It was his most famous speech, and the most memorable moment of the March on Washington.
All eyes were on the Rev. Martin Luther King Jr. on August 28, 1963, as he delivered his "I Have a Dream" speech to a crowd of 250,000.
But one photographer, there to document the event, trained his camera away from the civil rights icon and toward the crowd.
The result was a visual document showcasing the diversity of marchers who gathered that day.
"This is the Day: The March on Washington," is a collection of 75 of Leonard Freed's photographs -- most published for the first time -- taken before, during and after the March on Washington for Jobs and Freedom.
Freed's most recognizable image is likely a photo of King glad-handing supporters in Baltimore after receiving the Nobel Peace Prize in 1964.
But in "This is the Day," there is only one photograph of King, an atmospheric shot taken from afar.
Most of the images focus on anonymous marchers: black, white; union and nonunion; secular, religious; people from all over America, and from many different walks of life.
"Leonard Freed's moving photography offers still images of an America at once frozen in time and marching restlessly to its multicultural and multiracial future through the lens of a visionary artist," Michael Eric Dyson writes in the foreword to the book.
Freed was an American Jew, born in Brooklyn, who spent time in Europe. He was living in Berlin in 1961 when he took a photo of an unnamed African-American soldier standing guard by the Berlin Wall.
He was haunted by that image, according to Paul Farber, a contributing author to "This is the Day."
"(To Freed) that encounter was a contradiction of American culture: that a soldier could guard a country's freedom abroad, but would be denied those rights at home."
It compelled Freed to return to the United States to photograph the story of race in America.
Freed's wife, Brigitte, recalled those images when she heard then-candidate Barack Obama say: "I am here because somebody marched."
Those words prompted her to revisit her husband's archives from the March on Washington. Her husband died in 2006, but she hoped his images of that day would live on.
She worked with Farber, a visiting assistant professor of writing at Haverford College, to curate the project, and "This is the Day: The March on Washington" was born.
In this edited conversation, CNN spoke to Farber about Leonard Freed's photographs from the march and the importance of images in communicating the message of the civil rights movement.

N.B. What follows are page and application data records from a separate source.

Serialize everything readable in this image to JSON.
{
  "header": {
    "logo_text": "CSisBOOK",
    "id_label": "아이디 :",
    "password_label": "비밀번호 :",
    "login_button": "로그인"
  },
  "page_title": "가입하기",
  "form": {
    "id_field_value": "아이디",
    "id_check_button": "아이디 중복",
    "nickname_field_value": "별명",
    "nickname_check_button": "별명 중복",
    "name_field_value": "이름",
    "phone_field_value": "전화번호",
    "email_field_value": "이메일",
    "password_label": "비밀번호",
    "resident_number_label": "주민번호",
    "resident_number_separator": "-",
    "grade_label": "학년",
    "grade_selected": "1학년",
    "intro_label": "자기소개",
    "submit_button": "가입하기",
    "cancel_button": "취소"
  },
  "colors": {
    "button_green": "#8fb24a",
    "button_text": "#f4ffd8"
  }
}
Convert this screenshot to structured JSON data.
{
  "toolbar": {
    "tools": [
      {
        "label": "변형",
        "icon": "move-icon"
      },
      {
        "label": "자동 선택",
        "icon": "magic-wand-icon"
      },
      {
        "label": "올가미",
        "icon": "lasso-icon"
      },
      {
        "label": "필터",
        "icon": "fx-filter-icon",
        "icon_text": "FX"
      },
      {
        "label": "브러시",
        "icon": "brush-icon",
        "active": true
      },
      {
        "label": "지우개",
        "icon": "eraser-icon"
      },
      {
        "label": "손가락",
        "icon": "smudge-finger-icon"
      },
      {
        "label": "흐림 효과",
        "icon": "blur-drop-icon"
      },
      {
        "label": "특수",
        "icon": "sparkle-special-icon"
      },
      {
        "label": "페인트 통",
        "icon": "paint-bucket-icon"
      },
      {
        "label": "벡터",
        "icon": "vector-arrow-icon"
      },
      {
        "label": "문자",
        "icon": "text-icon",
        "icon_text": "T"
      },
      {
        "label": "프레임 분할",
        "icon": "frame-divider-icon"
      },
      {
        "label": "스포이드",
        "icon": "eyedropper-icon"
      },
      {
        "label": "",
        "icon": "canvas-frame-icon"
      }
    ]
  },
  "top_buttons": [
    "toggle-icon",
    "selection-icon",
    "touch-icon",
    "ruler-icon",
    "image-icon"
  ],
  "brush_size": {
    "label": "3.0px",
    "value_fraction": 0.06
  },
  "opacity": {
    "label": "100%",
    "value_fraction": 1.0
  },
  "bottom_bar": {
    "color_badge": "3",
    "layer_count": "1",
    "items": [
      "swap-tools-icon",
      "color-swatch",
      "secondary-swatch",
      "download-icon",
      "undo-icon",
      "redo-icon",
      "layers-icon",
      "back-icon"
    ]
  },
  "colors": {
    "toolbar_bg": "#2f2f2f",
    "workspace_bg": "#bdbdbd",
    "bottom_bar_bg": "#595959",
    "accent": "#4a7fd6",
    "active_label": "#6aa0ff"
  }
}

CNN: As a co-curator of the project, how did you and Ms. Brigitte decide which images to select? What criteria was used?
Farber: What we did was look (at) photographs that Leonard had marked with a wax pencil, meaning this was an image he liked or would like to explore.
We also sought images from the perspective of now, decades later, which images might stand out and be important to a contemporary viewer -- especially the ones that give us a view of the faces of the crowd.

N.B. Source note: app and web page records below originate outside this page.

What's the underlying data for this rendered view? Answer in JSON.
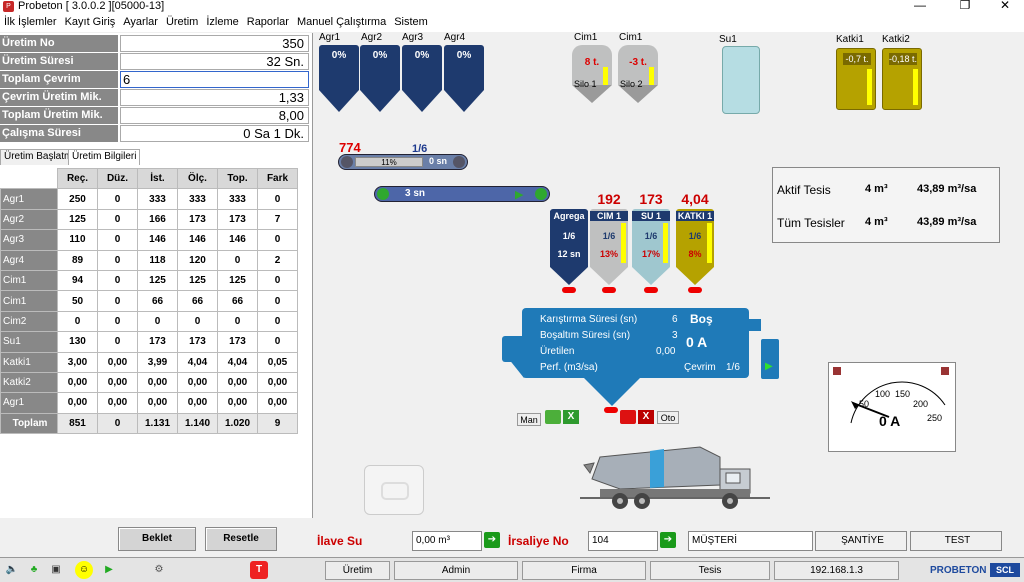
{
  "window": {
    "title": "Probeton [ 3.0.0.2 ][05000-13]",
    "minimize": "—",
    "maximize": "❐",
    "close": "✕"
  },
  "menu": [
    "İlk İşlemler",
    "Kayıt Giriş",
    "Ayarlar",
    "Üretim",
    "İzleme",
    "Raporlar",
    "Manuel Çalıştırma",
    "Sistem"
  ],
  "info": [
    {
      "label": "Üretim No",
      "value": "350"
    },
    {
      "label": "Üretim Süresi",
      "value": "32 Sn."
    },
    {
      "label": "Toplam Çevrim",
      "value": "6"
    },
    {
      "label": "Çevrim Üretim Mik.",
      "value": "1,33"
    },
    {
      "label": "Toplam Üretim Mik.",
      "value": "8,00"
    },
    {
      "label": "Çalışma Süresi",
      "value": "0 Sa 1 Dk."
    }
  ],
  "tabs": [
    "Üretim Başlatma",
    "Üretim Bilgileri"
  ],
  "grid": {
    "headers": [
      "Reç.",
      "Düz.",
      "İst.",
      "Ölç.",
      "Top.",
      "Fark"
    ],
    "rows": [
      {
        "name": "Agr1",
        "v": [
          "250",
          "0",
          "333",
          "333",
          "333",
          "0"
        ]
      },
      {
        "name": "Agr2",
        "v": [
          "125",
          "0",
          "166",
          "173",
          "173",
          "7"
        ]
      },
      {
        "name": "Agr3",
        "v": [
          "110",
          "0",
          "146",
          "146",
          "146",
          "0"
        ]
      },
      {
        "name": "Agr4",
        "v": [
          "89",
          "0",
          "118",
          "120",
          "0",
          "2"
        ]
      },
      {
        "name": "Cim1",
        "v": [
          "94",
          "0",
          "125",
          "125",
          "125",
          "0"
        ]
      },
      {
        "name": "Cim1",
        "v": [
          "50",
          "0",
          "66",
          "66",
          "66",
          "0"
        ]
      },
      {
        "name": "Cim2",
        "v": [
          "0",
          "0",
          "0",
          "0",
          "0",
          "0"
        ]
      },
      {
        "name": "Su1",
        "v": [
          "130",
          "0",
          "173",
          "173",
          "173",
          "0"
        ]
      },
      {
        "name": "Katki1",
        "v": [
          "3,00",
          "0,00",
          "3,99",
          "4,04",
          "4,04",
          "0,05"
        ]
      },
      {
        "name": "Katki2",
        "v": [
          "0,00",
          "0,00",
          "0,00",
          "0,00",
          "0,00",
          "0,00"
        ]
      },
      {
        "name": "Agr1",
        "v": [
          "0,00",
          "0,00",
          "0,00",
          "0,00",
          "0,00",
          "0,00"
        ]
      }
    ],
    "total": {
      "name": "Toplam",
      "v": [
        "851",
        "0",
        "1.131",
        "1.140",
        "1.020",
        "9"
      ]
    }
  },
  "buttons": {
    "beklet": "Beklet",
    "resetle": "Resetle"
  },
  "aggregates": [
    {
      "label": "Agr1",
      "value": "0%"
    },
    {
      "label": "Agr2",
      "value": "0%"
    },
    {
      "label": "Agr3",
      "value": "0%"
    },
    {
      "label": "Agr4",
      "value": "0%"
    }
  ],
  "silos": [
    {
      "label": "Cim1",
      "value": "8 t.",
      "tag": "Silo 1"
    },
    {
      "label": "Cim1",
      "value": "-3 t.",
      "tag": "Silo 2"
    }
  ],
  "su": {
    "label": "Su1"
  },
  "katki": [
    {
      "label": "Katki1",
      "value": "-0,7 t."
    },
    {
      "label": "Katki2",
      "value": "-0,18 t."
    }
  ],
  "conveyor1": {
    "top_value": "774",
    "cycle": "1/6",
    "percent": "11%",
    "time": "0 sn"
  },
  "conveyor2": {
    "time": "3 sn"
  },
  "weighers": [
    {
      "top": "",
      "label": "Agrega",
      "cycle": "1/6",
      "sub": "12 sn",
      "color": "#1e3a6e"
    },
    {
      "top": "192",
      "label": "CIM 1",
      "cycle": "1/6",
      "sub": "13%",
      "color": "#bfc0c0"
    },
    {
      "top": "173",
      "label": "SU 1",
      "cycle": "1/6",
      "sub": "17%",
      "color": "#9fc7cf"
    },
    {
      "top": "4,04",
      "label": "KATKI 1",
      "cycle": "1/6",
      "sub": "8%",
      "color": "#b5a200"
    }
  ],
  "tesis": [
    {
      "label": "Aktif Tesis",
      "m3": "4 m³",
      "rate": "43,89 m³/sa"
    },
    {
      "label": "Tüm Tesisler",
      "m3": "4 m³",
      "rate": "43,89 m³/sa"
    }
  ],
  "mixer": {
    "rows": [
      {
        "label": "Karıştırma Süresi (sn)",
        "value": "6"
      },
      {
        "label": "Boşaltım Süresi (sn)",
        "value": "3"
      },
      {
        "label": "Üretilen",
        "value": "0,00"
      },
      {
        "label": "Perf. (m3/sa)",
        "value": ""
      }
    ],
    "state": "Boş",
    "amp": "0 A",
    "cevrim_label": "Çevrim",
    "cevrim": "1/6"
  },
  "mixer_controls": {
    "man": "Man",
    "oto": "Oto",
    "ok": "✓",
    "x": "X"
  },
  "gauge": {
    "ticks": [
      "50",
      "100",
      "150",
      "200",
      "250"
    ],
    "value": "0 A"
  },
  "bottom": {
    "ilave_label": "İlave Su",
    "ilave_value": "0,00 m³",
    "irsaliye_label": "İrsaliye No",
    "irsaliye_value": "104",
    "musteri": "MÜŞTERİ",
    "santiye": "ŞANTİYE",
    "test": "TEST"
  },
  "status": {
    "uretim": "Üretim",
    "admin": "Admin",
    "firma": "Firma",
    "tesis": "Tesis",
    "ip": "192.168.1.3",
    "logo": "PROBETON",
    "logo2": "SCL"
  }
}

The goal was always that Leonard's own vision might be brought out from the day, but also that other images might participate in a broadened cultural awareness of the sweeping diversity and impact of the march.
CNN: What would you say is the most powerful image from this collection? Why?

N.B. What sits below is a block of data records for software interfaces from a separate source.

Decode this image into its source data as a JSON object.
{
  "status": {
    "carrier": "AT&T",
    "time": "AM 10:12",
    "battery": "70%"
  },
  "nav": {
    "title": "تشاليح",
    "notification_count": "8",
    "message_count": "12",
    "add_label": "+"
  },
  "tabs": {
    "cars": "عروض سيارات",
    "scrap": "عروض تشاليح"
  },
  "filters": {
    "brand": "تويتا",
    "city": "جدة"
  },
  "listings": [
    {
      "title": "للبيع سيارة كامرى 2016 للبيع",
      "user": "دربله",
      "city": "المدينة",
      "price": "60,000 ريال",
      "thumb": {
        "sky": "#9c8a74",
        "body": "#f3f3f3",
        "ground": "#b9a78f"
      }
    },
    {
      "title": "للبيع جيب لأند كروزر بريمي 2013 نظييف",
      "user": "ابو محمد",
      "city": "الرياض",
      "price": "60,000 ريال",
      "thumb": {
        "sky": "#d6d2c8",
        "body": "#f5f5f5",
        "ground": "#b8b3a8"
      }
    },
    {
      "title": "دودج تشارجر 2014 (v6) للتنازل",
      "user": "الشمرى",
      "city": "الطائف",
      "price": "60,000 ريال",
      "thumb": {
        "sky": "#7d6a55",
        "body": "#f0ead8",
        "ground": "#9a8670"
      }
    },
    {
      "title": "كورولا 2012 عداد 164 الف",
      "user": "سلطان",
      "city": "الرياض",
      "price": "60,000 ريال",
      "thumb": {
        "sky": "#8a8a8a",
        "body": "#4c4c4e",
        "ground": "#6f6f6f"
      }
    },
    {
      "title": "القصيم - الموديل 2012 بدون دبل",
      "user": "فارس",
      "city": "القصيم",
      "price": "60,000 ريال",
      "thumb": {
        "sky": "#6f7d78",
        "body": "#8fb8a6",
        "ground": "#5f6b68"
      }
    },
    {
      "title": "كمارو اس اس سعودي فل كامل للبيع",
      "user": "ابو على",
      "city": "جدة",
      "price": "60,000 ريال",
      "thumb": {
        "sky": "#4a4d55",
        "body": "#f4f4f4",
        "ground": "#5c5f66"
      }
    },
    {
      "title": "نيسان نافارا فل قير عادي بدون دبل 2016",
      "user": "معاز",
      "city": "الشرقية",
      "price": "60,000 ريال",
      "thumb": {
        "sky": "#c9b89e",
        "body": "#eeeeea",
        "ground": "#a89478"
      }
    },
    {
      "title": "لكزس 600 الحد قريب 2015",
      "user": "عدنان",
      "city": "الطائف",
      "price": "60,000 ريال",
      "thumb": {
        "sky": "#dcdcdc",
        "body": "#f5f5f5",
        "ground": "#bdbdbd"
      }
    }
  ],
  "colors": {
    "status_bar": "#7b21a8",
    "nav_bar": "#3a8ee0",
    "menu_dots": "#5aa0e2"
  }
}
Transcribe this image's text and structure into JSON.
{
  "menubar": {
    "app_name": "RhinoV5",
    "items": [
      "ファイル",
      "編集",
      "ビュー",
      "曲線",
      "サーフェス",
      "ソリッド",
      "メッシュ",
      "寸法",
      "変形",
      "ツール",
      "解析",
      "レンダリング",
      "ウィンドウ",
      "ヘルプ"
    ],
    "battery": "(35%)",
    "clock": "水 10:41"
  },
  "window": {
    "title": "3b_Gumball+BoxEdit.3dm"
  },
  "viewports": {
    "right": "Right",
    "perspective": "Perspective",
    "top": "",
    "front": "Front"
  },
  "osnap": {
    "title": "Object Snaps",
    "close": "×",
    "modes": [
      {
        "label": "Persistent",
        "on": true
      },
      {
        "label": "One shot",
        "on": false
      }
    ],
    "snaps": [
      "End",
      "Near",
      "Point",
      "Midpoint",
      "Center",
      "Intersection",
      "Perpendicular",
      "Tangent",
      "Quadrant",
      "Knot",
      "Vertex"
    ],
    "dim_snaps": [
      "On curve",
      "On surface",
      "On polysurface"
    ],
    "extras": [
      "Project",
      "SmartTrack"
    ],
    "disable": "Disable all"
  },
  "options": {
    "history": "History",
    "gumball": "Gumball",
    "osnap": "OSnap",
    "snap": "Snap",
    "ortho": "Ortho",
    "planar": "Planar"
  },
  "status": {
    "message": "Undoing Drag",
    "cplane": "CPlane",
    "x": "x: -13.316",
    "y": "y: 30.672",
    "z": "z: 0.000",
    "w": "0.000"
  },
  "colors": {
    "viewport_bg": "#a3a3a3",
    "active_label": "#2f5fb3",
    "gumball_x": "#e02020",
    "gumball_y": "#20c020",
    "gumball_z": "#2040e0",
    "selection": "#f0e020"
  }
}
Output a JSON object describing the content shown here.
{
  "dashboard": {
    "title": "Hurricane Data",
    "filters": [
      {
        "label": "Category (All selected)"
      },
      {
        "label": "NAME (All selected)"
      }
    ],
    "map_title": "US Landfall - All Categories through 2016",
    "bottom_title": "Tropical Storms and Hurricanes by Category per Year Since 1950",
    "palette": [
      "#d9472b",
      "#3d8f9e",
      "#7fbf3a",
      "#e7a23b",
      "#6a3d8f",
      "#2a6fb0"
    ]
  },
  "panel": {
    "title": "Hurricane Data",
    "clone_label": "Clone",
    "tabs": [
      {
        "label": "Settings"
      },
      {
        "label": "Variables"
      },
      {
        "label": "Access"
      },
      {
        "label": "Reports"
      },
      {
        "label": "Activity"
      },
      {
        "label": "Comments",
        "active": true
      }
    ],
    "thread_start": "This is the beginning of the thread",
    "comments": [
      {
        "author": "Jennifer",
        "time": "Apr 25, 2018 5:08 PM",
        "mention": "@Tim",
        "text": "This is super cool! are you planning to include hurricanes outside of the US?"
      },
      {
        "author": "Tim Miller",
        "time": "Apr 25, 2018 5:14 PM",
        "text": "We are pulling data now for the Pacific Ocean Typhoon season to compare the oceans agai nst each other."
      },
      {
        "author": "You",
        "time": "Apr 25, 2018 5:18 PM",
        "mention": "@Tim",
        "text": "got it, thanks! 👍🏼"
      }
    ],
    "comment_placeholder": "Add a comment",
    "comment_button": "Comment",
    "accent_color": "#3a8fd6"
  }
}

Farber: One in particular that stands out is of young women in zip-up NAACP jackets standing at the base of the Washington Monument with American flags waving behind them.
I think what you get a sense of is it took people out of their everyday circumstances and brought them together, here, against this monumental landscape of the National Mall. This was the people's gathering place. And using their presence as a way to create a collective -- that stands out -- and states belonging. The photograph to me is a feeling of a belonging.
CNN: Martin Luther King Jr.'s "I Have a Dream" speech is perhaps the most enduring symbol of the march. What do the photos reveal that history often forgets?
Farber: One of the great historical facts about the march was the difficulty in pulling off an event that was pioneered by a number of organizations and individuals with different definitions and investments of social change at the march.
(I see) the rich diversity of the "we": Although there are different groups and investments, you get a sense from photographs like these that it's not an "us" and a "them" but a "we".
It's not to erase the differences, or simply streamline them, but in co-existing, you get a richer vision of what social change can be.
CNN: How was this photography critical in the message of the march?
Farber: Leonard captured some important private reflective movements.
It's a lesson for us in thinking about great moments in history: what it takes to envision progress or possibility is both about moving forward and also about considering and questioning and stopping -- and having the patience for social change.
Part of what photography gives us is ... a sense of the high points of these great moments in history, as well as the unexpected glances that really capture the subjects (as) they have their own thoughts and own ideas, (and) relate to the broader group's perception throughout the day.